Other allergens present in alcoholic beverages in high quantity include; wheat, barley, hops, grapes, egg protein, yeast, sodium metabisulphites, rye, and gluten. The higher the presence of each of this allergen in an alcoholic beverage, the more chances there are of an intolerance reaction.
Lack of tolerance to alcoholic beverages may be caused by a genetic polymorphism which inhibits the formation of the aldehyde dehydrogenase enzyme hereby stopping the breakdown of acetaldehyde which is a metabolite of the “digestion” process. This condition is mainly found in Asians.
There are a few other disorders that are related to the inability to digest alcoholic beverages such as;
- Hodgkin’s Lymphoma
- Asthma and Hay fever
- Alcoholic gastritis
- Acid reflux
People often ask “can alcohol cause seizures?” this depends on your level of alcohol intake. Withdrawal from alcohol after indulging in binge drinking over an extended period of time can cause seizures.
Possible Complications of Alcohol Intolerance
There are other possible conditions that may occur as primary or secondary effects due to the inability to break down alcohol. Diabetes and alcohol can lead to various conditions such as low blood sugar as well as others. Apart from severe anaphylaxis, drinking has other adverse reactions that may not be restricted to allergies such as impairment of mental functions, the toxicity of the liver and stomach, and extreme anxiety. Immediate treatment for alcohol use disorder is necessary for all cases of reaction to the substance.

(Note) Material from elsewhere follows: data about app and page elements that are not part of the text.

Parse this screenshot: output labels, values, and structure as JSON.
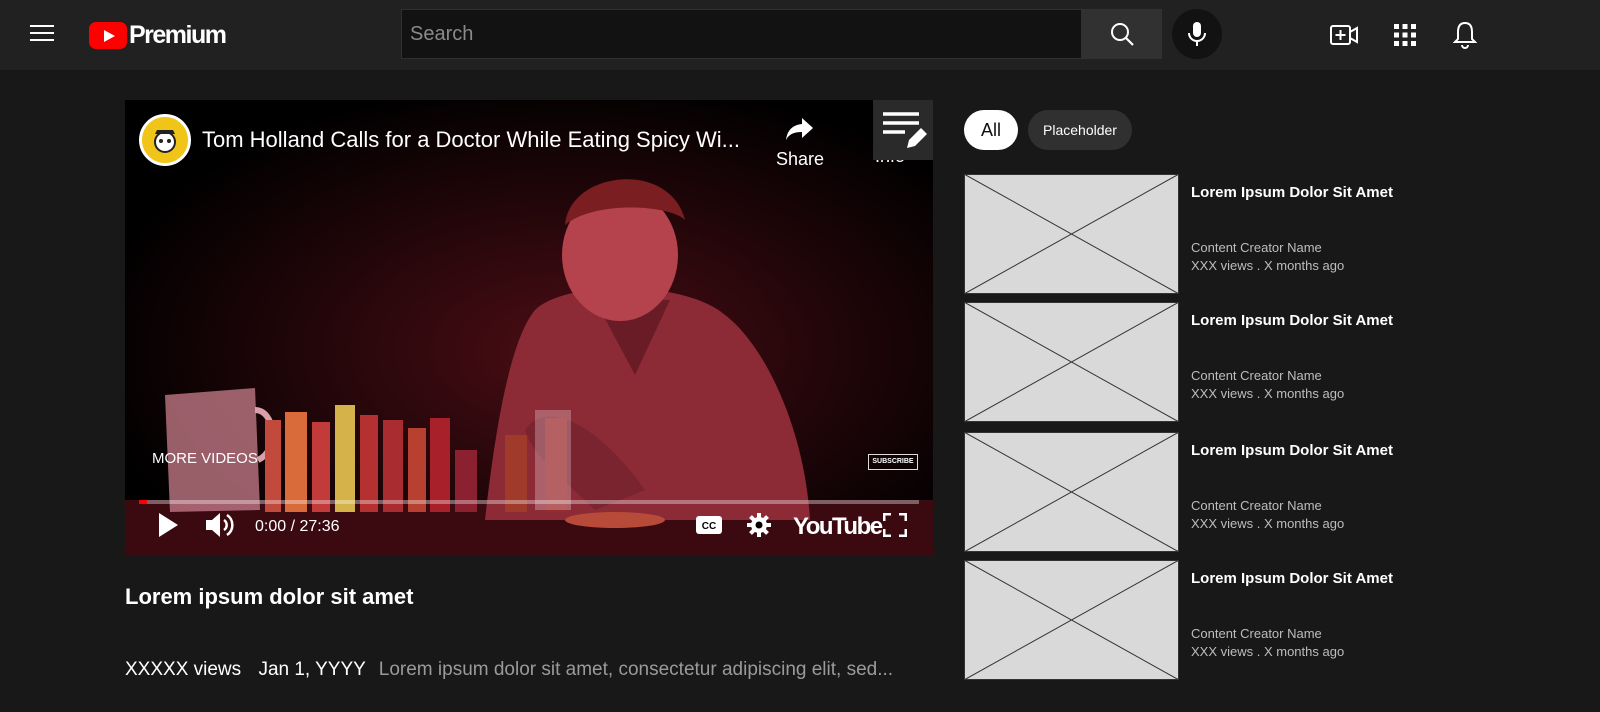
{
  "header": {
    "logo_text": "Premium",
    "search_placeholder": "Search"
  },
  "player": {
    "title": "Tom Holland Calls for a Doctor While Eating Spicy Wi...",
    "share_label": "Share",
    "info_label": "Info",
    "more_videos_label": "MORE VIDEOS",
    "subscribe_label": "SUBSCRIBE",
    "time": "0:00 / 27:36",
    "progress_fraction": 0.01,
    "brand_wordmark": "YouTube"
  },
  "video": {
    "title": "Lorem ipsum dolor sit amet",
    "views": "XXXXX views",
    "date": "Jan 1, YYYY",
    "description": "Lorem ipsum dolor sit amet, consectetur adipiscing elit, sed..."
  },
  "chips": [
    {
      "label": "All",
      "selected": true
    },
    {
      "label": "Placeholder",
      "selected": false
    }
  ],
  "recommendations": [
    {
      "title": "Lorem Ipsum Dolor Sit Amet",
      "channel": "Content Creator Name",
      "stats": "XXX views . X months ago"
    },
    {
      "title": "Lorem Ipsum Dolor Sit Amet",
      "channel": "Content Creator Name",
      "stats": "XXX views . X months ago"
    },
    {
      "title": "Lorem Ipsum Dolor Sit Amet",
      "channel": "Content Creator Name",
      "stats": "XXX views . X months ago"
    },
    {
      "title": "Lorem Ipsum Dolor Sit Amet",
      "channel": "Content Creator Name",
      "stats": "XXX views . X months ago"
    }
  ],
  "colors": {
    "background": "#181818",
    "header_bg": "#212121",
    "brand_red": "#ff0000",
    "thumbnail_placeholder": "#d9d9d9"
  },
  "icons": [
    "menu-icon",
    "search-icon",
    "mic-icon",
    "create-video-icon",
    "apps-icon",
    "notifications-icon",
    "share-icon",
    "info-icon",
    "playlist-edit-icon",
    "play-icon",
    "volume-icon",
    "captions-icon",
    "settings-icon",
    "fullscreen-icon"
  ]
}
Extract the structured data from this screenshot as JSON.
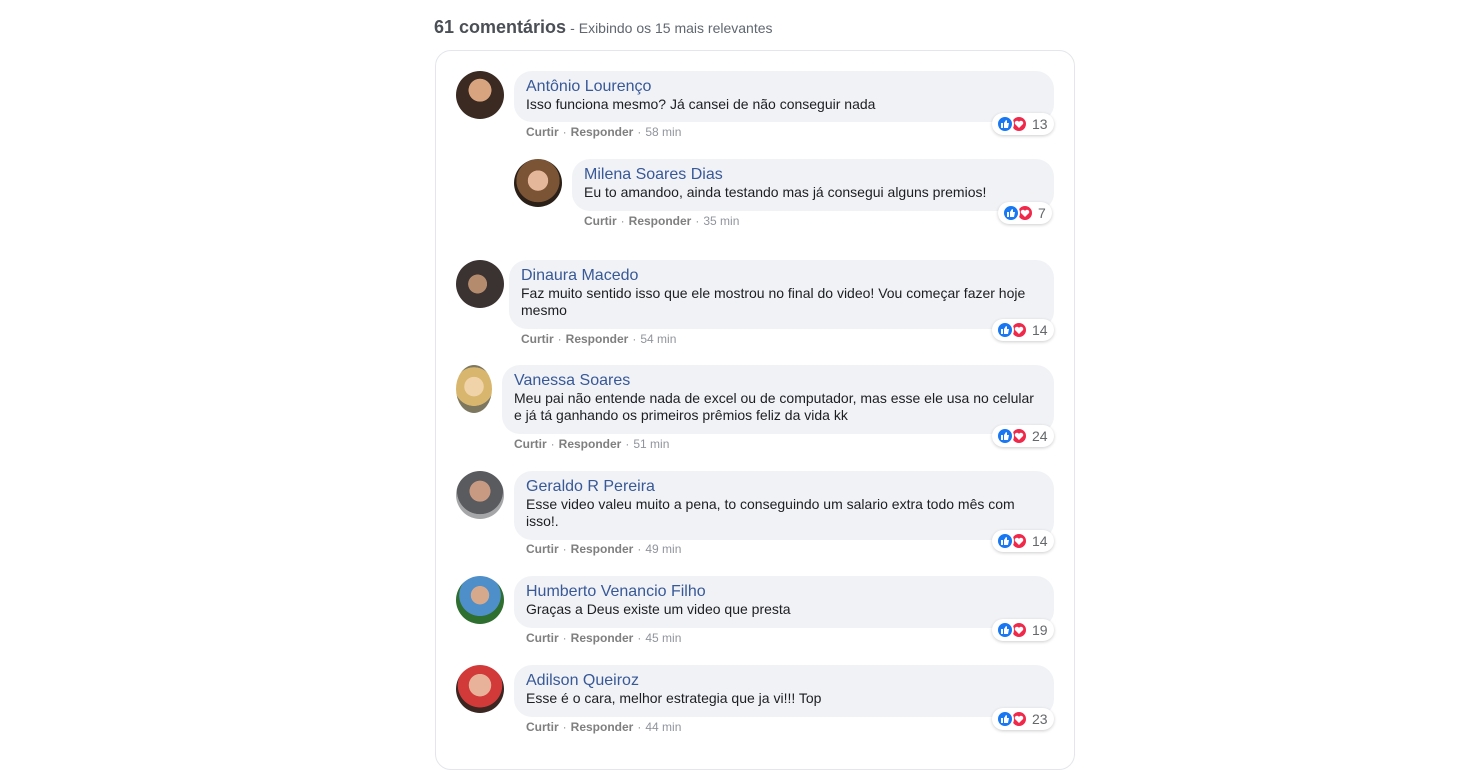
{
  "header": {
    "count": "61 comentários",
    "separator": "-",
    "subtitle": "Exibindo os 15 mais relevantes"
  },
  "actions": {
    "like": "Curtir",
    "reply": "Responder",
    "dot": "·"
  },
  "comments": [
    {
      "author": "Antônio Lourenço",
      "text": "Isso funciona mesmo? Já cansei de não conseguir nada",
      "time": "58 min",
      "reactions": "13"
    },
    {
      "author": "Milena Soares Dias",
      "text": "Eu to amandoo, ainda testando mas já consegui alguns premios!",
      "time": "35 min",
      "reactions": "7"
    },
    {
      "author": "Dinaura Macedo",
      "text": "Faz muito sentido isso que ele mostrou no final do video! Vou começar fazer hoje mesmo",
      "time": "54 min",
      "reactions": "14"
    },
    {
      "author": "Vanessa Soares",
      "text": "Meu pai não entende nada de excel ou de computador, mas esse ele usa no celular e já tá ganhando os primeiros prêmios feliz da vida kk",
      "time": "51 min",
      "reactions": "24"
    },
    {
      "author": "Geraldo R Pereira",
      "text": "Esse video valeu muito a pena, to conseguindo um salario extra todo mês com isso!.",
      "time": "49 min",
      "reactions": "14"
    },
    {
      "author": "Humberto Venancio Filho",
      "text": "Graças a Deus existe um video que presta",
      "time": "45 min",
      "reactions": "19"
    },
    {
      "author": "Adilson Queiroz",
      "text": "Esse é o cara, melhor estrategia que ja vi!!! Top",
      "time": "44 min",
      "reactions": "23"
    }
  ],
  "colors": {
    "author": "#385898",
    "bubble": "#f0f2f5",
    "like": "#1877f2",
    "love": "#f02849"
  },
  "icons": [
    "like-icon",
    "love-icon"
  ]
}
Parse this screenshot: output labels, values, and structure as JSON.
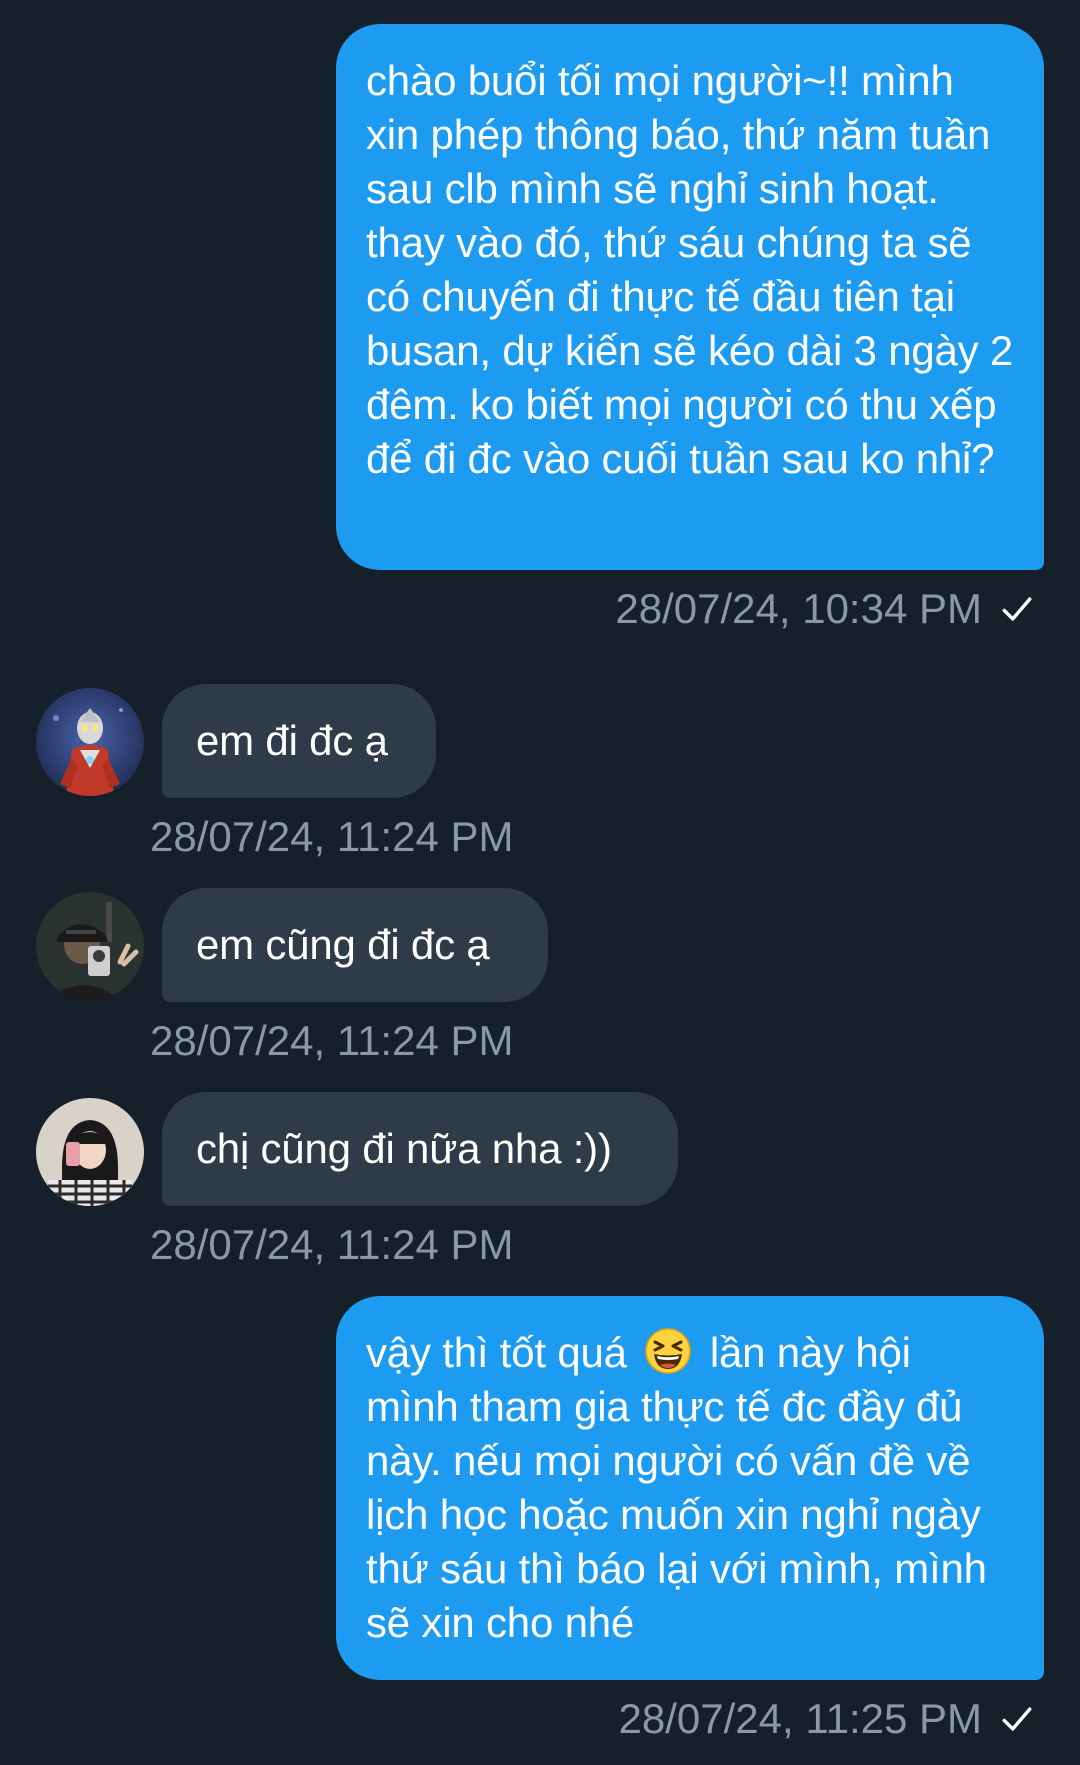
{
  "messages": [
    {
      "direction": "out",
      "text": "chào buổi tối mọi người~!! mình xin phép thông báo, thứ năm tuần sau clb mình sẽ nghỉ sinh hoạt. thay vào đó, thứ sáu chúng ta sẽ có chuyến đi thực tế đầu tiên tại busan, dự kiến sẽ kéo dài 3 ngày 2 đêm. ko biết mọi người có thu xếp để đi đc vào cuối tuần sau ko nhỉ?",
      "timestamp": "28/07/24, 10:34 PM"
    },
    {
      "direction": "in",
      "avatar_icon": "hero-figure-avatar-icon",
      "text": "em đi đc ạ",
      "timestamp": "28/07/24, 11:24 PM"
    },
    {
      "direction": "in",
      "avatar_icon": "cap-selfie-avatar-icon",
      "text": "em cũng đi đc ạ",
      "timestamp": "28/07/24, 11:24 PM"
    },
    {
      "direction": "in",
      "avatar_icon": "girl-selfie-avatar-icon",
      "text": "chị cũng đi nữa nha :))",
      "timestamp": "28/07/24, 11:24 PM"
    },
    {
      "direction": "out",
      "text_before": "vậy thì tốt quá",
      "emoji_icon": "grinning-squinting-face-icon",
      "text_after": "lần này hội mình tham gia thực tế đc đầy đủ này. nếu mọi người có vấn đề về lịch học hoặc muốn xin nghỉ ngày thứ sáu thì báo lại với mình, mình sẽ xin cho nhé",
      "timestamp": "28/07/24, 11:25 PM"
    }
  ],
  "colors": {
    "background": "#15202b",
    "outgoing_bubble": "#1d9bf0",
    "incoming_bubble": "#2f3b48",
    "timestamp": "#8b98a5"
  },
  "icons": {
    "sent_status": "checkmark-icon"
  }
}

Time to Seek Help
It is important to pay attention to details regarding symptoms of allergic reactions and when they occur. Symptoms can be managed effectively when discovered early enough. Alcohol allergy rash treatment can be administered in cases where reactions occur in the alcohol it can be deduced form of a rash. Often times these reactions are not fatal; however, mild and severe allergies can be treated with doses of epinephrine at first sight before seeking a more elaborate treatment from an alcohol treatment center.